▶ _WHAT THE EXERCISE ASKS_
All lines from the entries below that contain the string "Counter" should be copied out.

▶ _Page and application data records_
◆ ◆ ◆

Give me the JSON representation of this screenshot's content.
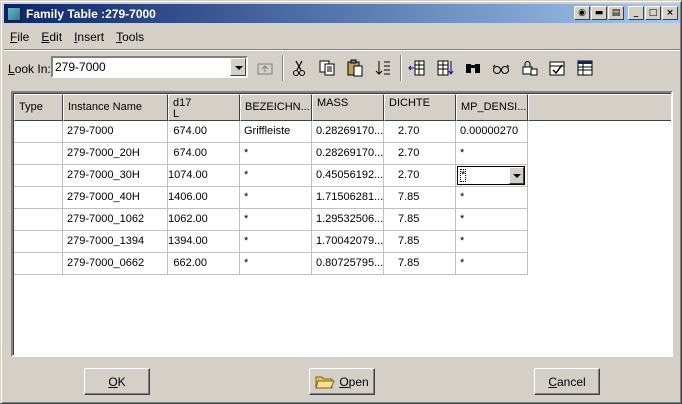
{
  "window": {
    "title": "Family Table :279-7000",
    "title_icon": "app-table-icon",
    "controls": [
      "camera-icon",
      "toolbar-icon",
      "layout-icon",
      "minimize-icon",
      "maximize-icon",
      "close-icon"
    ]
  },
  "menu": {
    "items": [
      {
        "accel": "F",
        "rest": "ile"
      },
      {
        "accel": "E",
        "rest": "dit"
      },
      {
        "accel": "I",
        "rest": "nsert"
      },
      {
        "accel": "T",
        "rest": "ools"
      }
    ]
  },
  "toolbar": {
    "look_in_accel": "L",
    "look_in_rest": "ook In:",
    "look_in_value": "279-7000",
    "icons": [
      "up-folder-icon",
      "cut-icon",
      "copy-icon",
      "paste-icon",
      "sort-icon",
      "insert-column-icon",
      "insert-row-icon",
      "find-icon",
      "preview-icon",
      "lock-icon",
      "verify-icon",
      "table-icon"
    ]
  },
  "table": {
    "headers": [
      {
        "line1": "Type",
        "line2": ""
      },
      {
        "line1": "Instance Name",
        "line2": ""
      },
      {
        "line1": "d17",
        "line2": "L"
      },
      {
        "line1": "BEZEICHN...",
        "line2": ""
      },
      {
        "line1": "MASS",
        "line2": ""
      },
      {
        "line1": "DICHTE",
        "line2": ""
      },
      {
        "line1": "MP_DENSI...",
        "line2": ""
      }
    ],
    "rows": [
      {
        "type": "",
        "name": "279-7000",
        "d17": "674.00",
        "bez": "Griffleiste",
        "mass": "0.28269170...",
        "dichte": "2.70",
        "mp": "0.00000270"
      },
      {
        "type": "",
        "name": "279-7000_20H",
        "d17": "674.00",
        "bez": "*",
        "mass": "0.28269170...",
        "dichte": "2.70",
        "mp": "*"
      },
      {
        "type": "",
        "name": "279-7000_30H",
        "d17": "1074.00",
        "bez": "*",
        "mass": "0.45056192...",
        "dichte": "2.70",
        "mp": "*"
      },
      {
        "type": "",
        "name": "279-7000_40H",
        "d17": "1406.00",
        "bez": "*",
        "mass": "1.71506281...",
        "dichte": "7.85",
        "mp": "*"
      },
      {
        "type": "",
        "name": "279-7000_1062",
        "d17": "1062.00",
        "bez": "*",
        "mass": "1.29532506...",
        "dichte": "7.85",
        "mp": "*"
      },
      {
        "type": "",
        "name": "279-7000_1394",
        "d17": "1394.00",
        "bez": "*",
        "mass": "1.70042079...",
        "dichte": "7.85",
        "mp": "*"
      },
      {
        "type": "",
        "name": "279-7000_0662",
        "d17": "662.00",
        "bez": "*",
        "mass": "0.80725795...",
        "dichte": "7.85",
        "mp": "*"
      }
    ]
  },
  "buttons": {
    "ok_accel": "O",
    "ok_rest": "K",
    "open_accel": "O",
    "open_rest": "pen",
    "cancel_accel": "C",
    "cancel_rest": "ancel"
  },
  "colors": {
    "title_start": "#0a246a",
    "title_end": "#a6caf0",
    "face": "#d4d0c8"
  }
}
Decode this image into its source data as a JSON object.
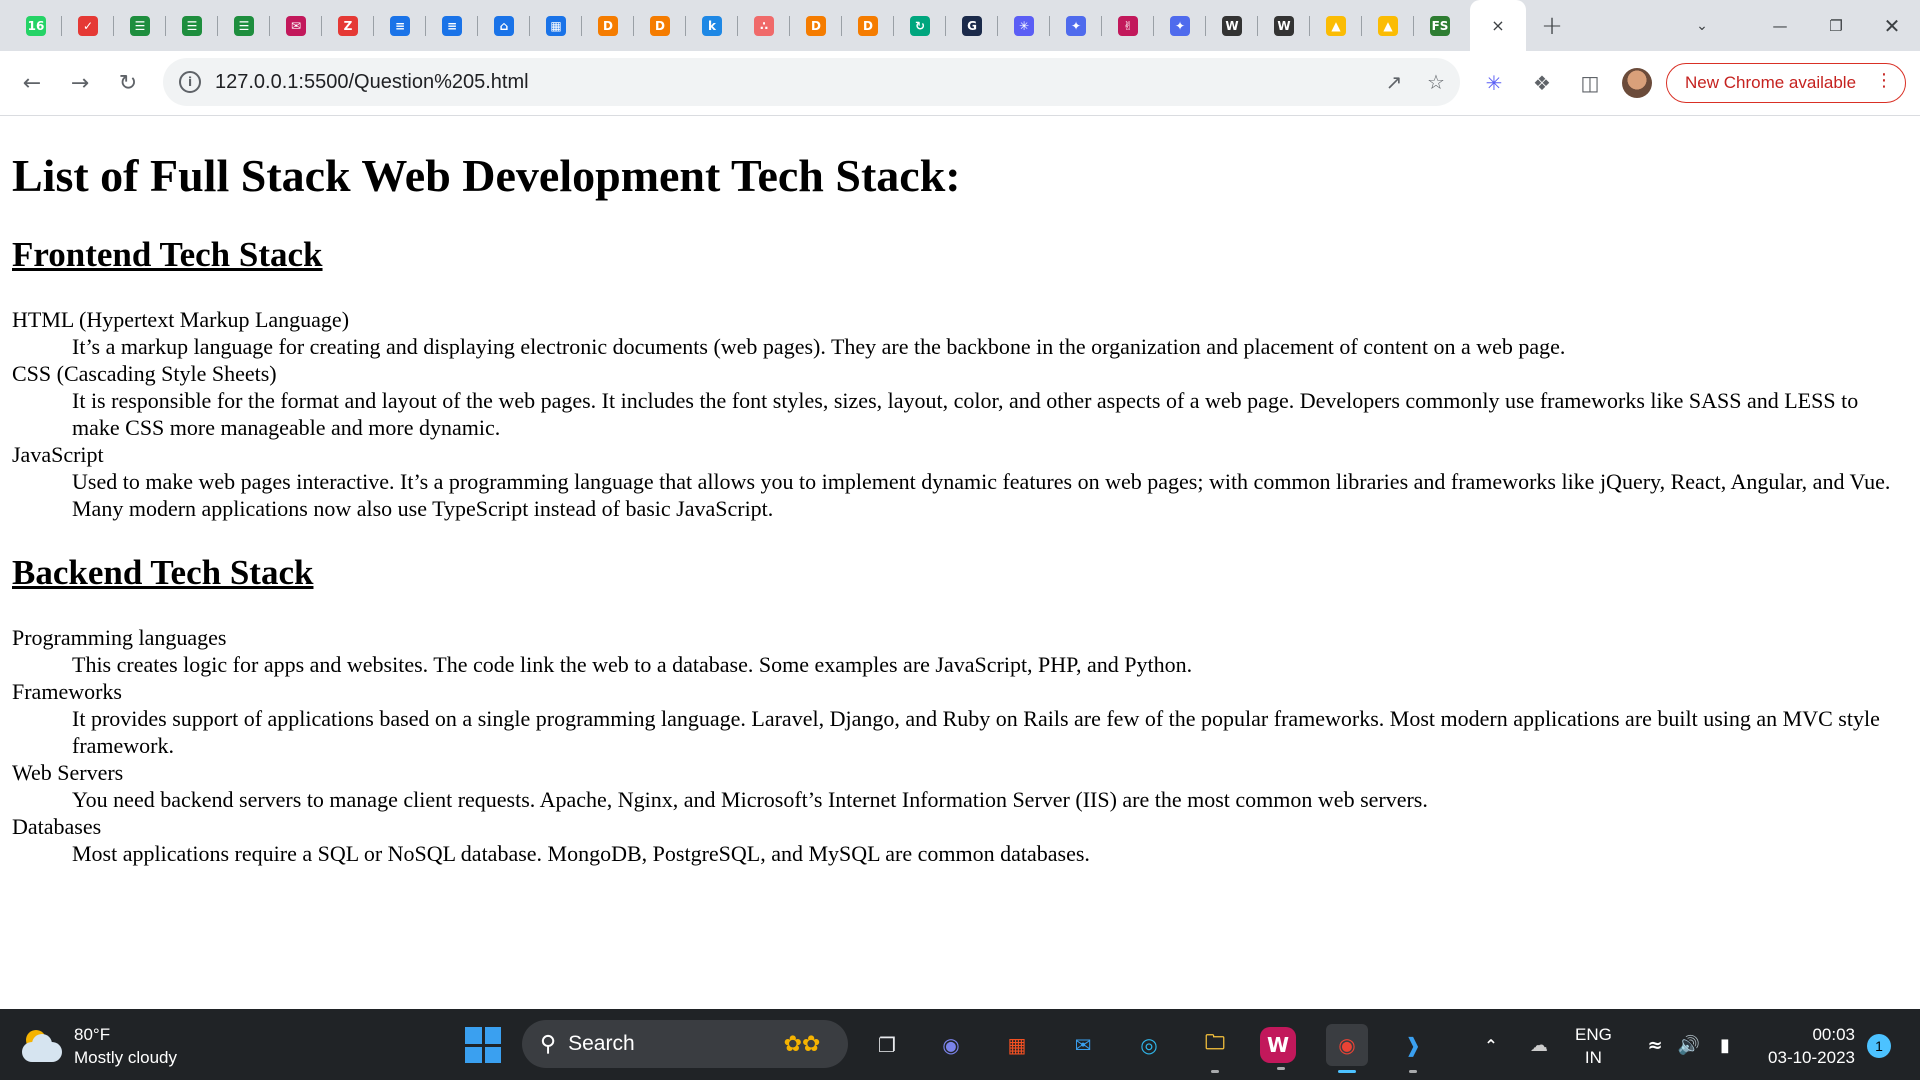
{
  "browser": {
    "tabs": [
      {
        "icon": "whatsapp-badge-icon",
        "glyph": "16",
        "color": "#25d366"
      },
      {
        "icon": "red-swirl-icon",
        "glyph": "✓",
        "color": "#e53935"
      },
      {
        "icon": "green-form-icon",
        "glyph": "☰",
        "color": "#1e8e3e"
      },
      {
        "icon": "green-form-icon",
        "glyph": "☰",
        "color": "#1e8e3e"
      },
      {
        "icon": "green-form-icon",
        "glyph": "☰",
        "color": "#1e8e3e"
      },
      {
        "icon": "chat-icon",
        "glyph": "✉",
        "color": "#c2185b"
      },
      {
        "icon": "zoho-z-icon",
        "glyph": "Z",
        "color": "#e53935"
      },
      {
        "icon": "doc-icon",
        "glyph": "≡",
        "color": "#1a73e8"
      },
      {
        "icon": "doc-icon",
        "glyph": "≡",
        "color": "#1a73e8"
      },
      {
        "icon": "inbox-icon",
        "glyph": "⌂",
        "color": "#1a73e8"
      },
      {
        "icon": "assessment-icon",
        "glyph": "▦",
        "color": "#1a73e8"
      },
      {
        "icon": "d-icon",
        "glyph": "D",
        "color": "#f57c00"
      },
      {
        "icon": "d-icon",
        "glyph": "D",
        "color": "#f57c00"
      },
      {
        "icon": "k-icon",
        "glyph": "k",
        "color": "#1e88e5"
      },
      {
        "icon": "asana-icon",
        "glyph": "∴",
        "color": "#f06a6a"
      },
      {
        "icon": "d-icon",
        "glyph": "D",
        "color": "#f57c00"
      },
      {
        "icon": "d-icon",
        "glyph": "D",
        "color": "#f57c00"
      },
      {
        "icon": "green-arrow-icon",
        "glyph": "↻",
        "color": "#00a67e"
      },
      {
        "icon": "g-icon",
        "glyph": "G",
        "color": "#1b2a4a"
      },
      {
        "icon": "flower-icon",
        "glyph": "✳",
        "color": "#5b5ef5"
      },
      {
        "icon": "sparkle-icon",
        "glyph": "✦",
        "color": "#4f6bed"
      },
      {
        "icon": "hand-icon",
        "glyph": "✌",
        "color": "#c2185b"
      },
      {
        "icon": "sparkle-icon",
        "glyph": "✦",
        "color": "#4f6bed"
      },
      {
        "icon": "wordpress-icon",
        "glyph": "W",
        "color": "#333333"
      },
      {
        "icon": "wordpress-icon",
        "glyph": "W",
        "color": "#333333"
      },
      {
        "icon": "drive-icon",
        "glyph": "▲",
        "color": "#fbbc04"
      },
      {
        "icon": "drive-icon",
        "glyph": "▲",
        "color": "#fbbc04"
      },
      {
        "icon": "fs-icon",
        "glyph": "FS",
        "color": "#2e7d32"
      }
    ],
    "active_tab_close": "×",
    "new_tab": "+",
    "url": "127.0.0.1:5500/Question%205.html",
    "update_label": "New Chrome available"
  },
  "page": {
    "title": "List of Full Stack Web Development Tech Stack:",
    "sections": [
      {
        "heading": "Frontend Tech Stack",
        "items": [
          {
            "term": "HTML (Hypertext Markup Language)",
            "desc": "It’s a markup language for creating and displaying electronic documents (web pages). They are the backbone in the organization and placement of content on a web page."
          },
          {
            "term": "CSS (Cascading Style Sheets)",
            "desc": "It is responsible for the format and layout of the web pages. It includes the font styles, sizes, layout, color, and other aspects of a web page. Developers commonly use frameworks like SASS and LESS to make CSS more manageable and more dynamic."
          },
          {
            "term": "JavaScript",
            "desc": "Used to make web pages interactive. It’s a programming language that allows you to implement dynamic features on web pages; with common libraries and frameworks like jQuery, React, Angular, and Vue. Many modern applications now also use TypeScript instead of basic JavaScript."
          }
        ]
      },
      {
        "heading": "Backend Tech Stack",
        "items": [
          {
            "term": "Programming languages",
            "desc": "This creates logic for apps and websites. The code link the web to a database. Some examples are JavaScript, PHP, and Python."
          },
          {
            "term": "Frameworks",
            "desc": "It provides support of applications based on a single programming language. Laravel, Django, and Ruby on Rails are few of the popular frameworks. Most modern applications are built using an MVC style framework."
          },
          {
            "term": "Web Servers",
            "desc": "You need backend servers to manage client requests. Apache, Nginx, and Microsoft’s Internet Information Server (IIS) are the most common web servers."
          },
          {
            "term": "Databases",
            "desc": "Most applications require a SQL or NoSQL database. MongoDB, PostgreSQL, and MySQL are common databases."
          }
        ]
      }
    ]
  },
  "taskbar": {
    "weather_temp": "80°F",
    "weather_desc": "Mostly cloudy",
    "search_placeholder": "Search",
    "lang_line1": "ENG",
    "lang_line2": "IN",
    "time": "00:03",
    "date": "03-10-2023",
    "notifications": "1"
  }
}
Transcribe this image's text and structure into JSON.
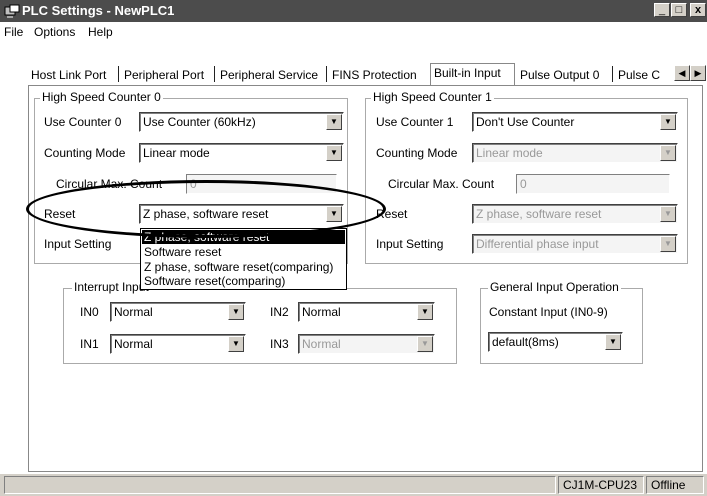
{
  "window": {
    "title": "PLC Settings - NewPLC1",
    "minimize": "_",
    "maximize": "□",
    "close": "x"
  },
  "menu": [
    "File",
    "Options",
    "Help"
  ],
  "tabs": [
    {
      "label": "Host Link Port"
    },
    {
      "label": "Peripheral Port"
    },
    {
      "label": "Peripheral Service"
    },
    {
      "label": "FINS Protection"
    },
    {
      "label": "Built-in Input"
    },
    {
      "label": "Pulse Output 0"
    },
    {
      "label": "Pulse C"
    }
  ],
  "hsc0": {
    "title": "High Speed Counter 0",
    "use_label": "Use Counter 0",
    "use_value": "Use Counter (60kHz)",
    "mode_label": "Counting Mode",
    "mode_value": "Linear mode",
    "circ_label": "Circular Max. Count",
    "circ_value": "0",
    "reset_label": "Reset",
    "reset_value": "Z phase, software reset",
    "input_label": "Input Setting"
  },
  "reset_options": [
    "Z phase, software reset",
    "Software reset",
    "Z phase, software reset(comparing)",
    "Software reset(comparing)"
  ],
  "hsc1": {
    "title": "High Speed Counter 1",
    "use_label": "Use Counter 1",
    "use_value": "Don't Use Counter",
    "mode_label": "Counting Mode",
    "mode_value": "Linear mode",
    "circ_label": "Circular Max. Count",
    "circ_value": "0",
    "reset_label": "Reset",
    "reset_value": "Z phase, software reset",
    "input_label": "Input Setting",
    "input_value": "Differential phase input"
  },
  "interrupt": {
    "title": "Interrupt Input",
    "in0_label": "IN0",
    "in0_value": "Normal",
    "in1_label": "IN1",
    "in1_value": "Normal",
    "in2_label": "IN2",
    "in2_value": "Normal",
    "in3_label": "IN3",
    "in3_value": "Normal"
  },
  "general": {
    "title": "General Input Operation",
    "const_label": "Constant Input (IN0-9)",
    "const_value": "default(8ms)"
  },
  "status": {
    "cpu": "CJ1M-CPU23",
    "mode": "Offline"
  },
  "icons": {
    "dropdown": "triangle-down",
    "scroll_left": "triangle-left",
    "scroll_right": "triangle-right"
  }
}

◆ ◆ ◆

▶ _FINAL ANSWER_
    "title": "High Speed Counter 0",
    "use_label": "Use Counter 0",
    "use_value": "Use Counter (60kHz)",
    "title": "High Speed Counter 1",
    "use_label": "Use Counter 1",
    "use_value": "Don't Use Counter",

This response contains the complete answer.